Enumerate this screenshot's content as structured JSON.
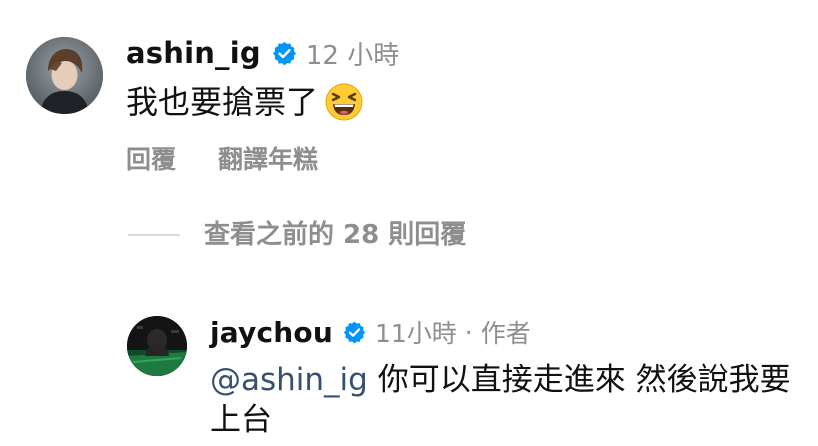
{
  "top_comment": {
    "username": "ashin_ig",
    "verified_icon": "verified-badge-icon",
    "time": "12 小時",
    "text": "我也要搶票了",
    "emoji": "grinning-squinting-face-emoji",
    "actions": {
      "reply": "回覆",
      "translate": "翻譯年糕"
    }
  },
  "view_previous": {
    "label": "查看之前的 28 則回覆"
  },
  "reply_comment": {
    "username": "jaychou",
    "verified_icon": "verified-badge-icon",
    "time": "11小時",
    "separator": "·",
    "author_tag": "作者",
    "mention": "@ashin_ig",
    "text": " 你可以直接走進來 然後說我要上台"
  },
  "colors": {
    "verified_blue": "#0095f6",
    "secondary_text": "#8e8e8e",
    "mention": "#37506f",
    "divider": "#dbdbdb"
  }
}
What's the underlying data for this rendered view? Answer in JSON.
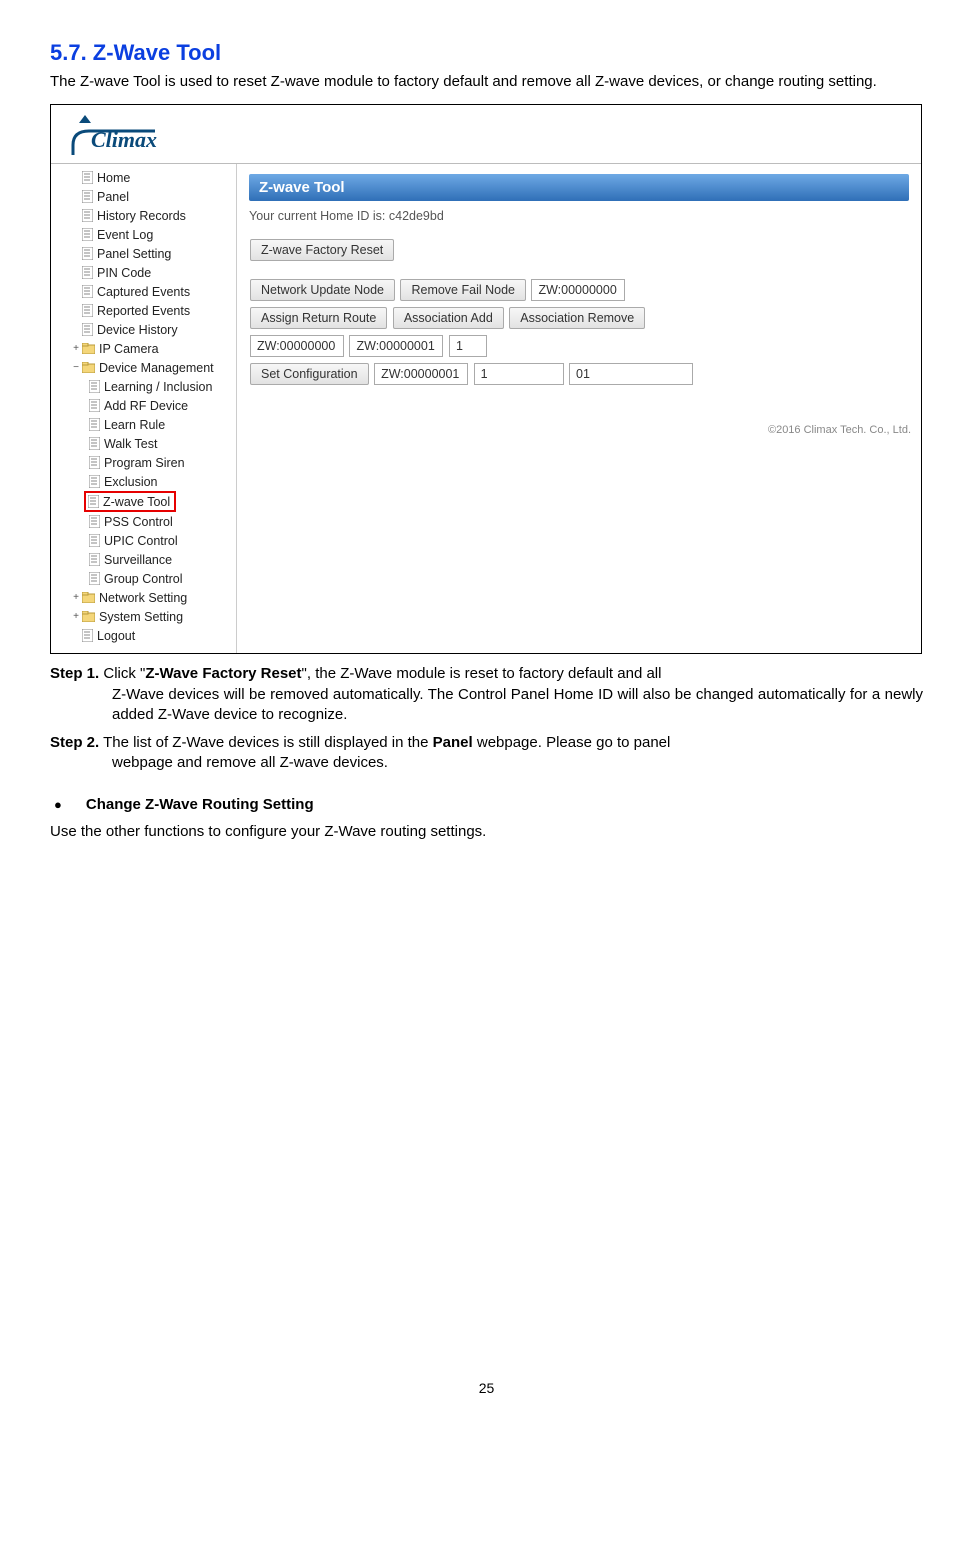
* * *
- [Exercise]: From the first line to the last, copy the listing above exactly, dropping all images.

- [Task solution]:
Enumerate this screenshot's content as structured JSON.
{
  "top_comment": {
    "username": "ashin_ig",
    "verified_icon": "verified-badge-icon",
    "time": "12 小時",
    "text": "我也要搶票了",
    "emoji": "grinning-squinting-face-emoji",
    "actions": {
      "reply": "回覆",
      "translate": "翻譯年糕"
    }
  },
  "view_previous": {
    "label": "查看之前的 28 則回覆"
  },
  "reply_comment": {
    "username": "jaychou",
    "verified_icon": "verified-badge-icon",
    "time": "11小時",
    "separator": "·",
    "author_tag": "作者",
    "mention": "@ashin_ig",
    "text": " 你可以直接走進來 然後說我要上台"
  },
  "colors": {
    "verified_blue": "#0095f6",
    "secondary_text": "#8e8e8e",
    "mention": "#37506f",
    "divider": "#dbdbdb"
  }
}
What's the underlying data for this rendered view? Answer in JSON.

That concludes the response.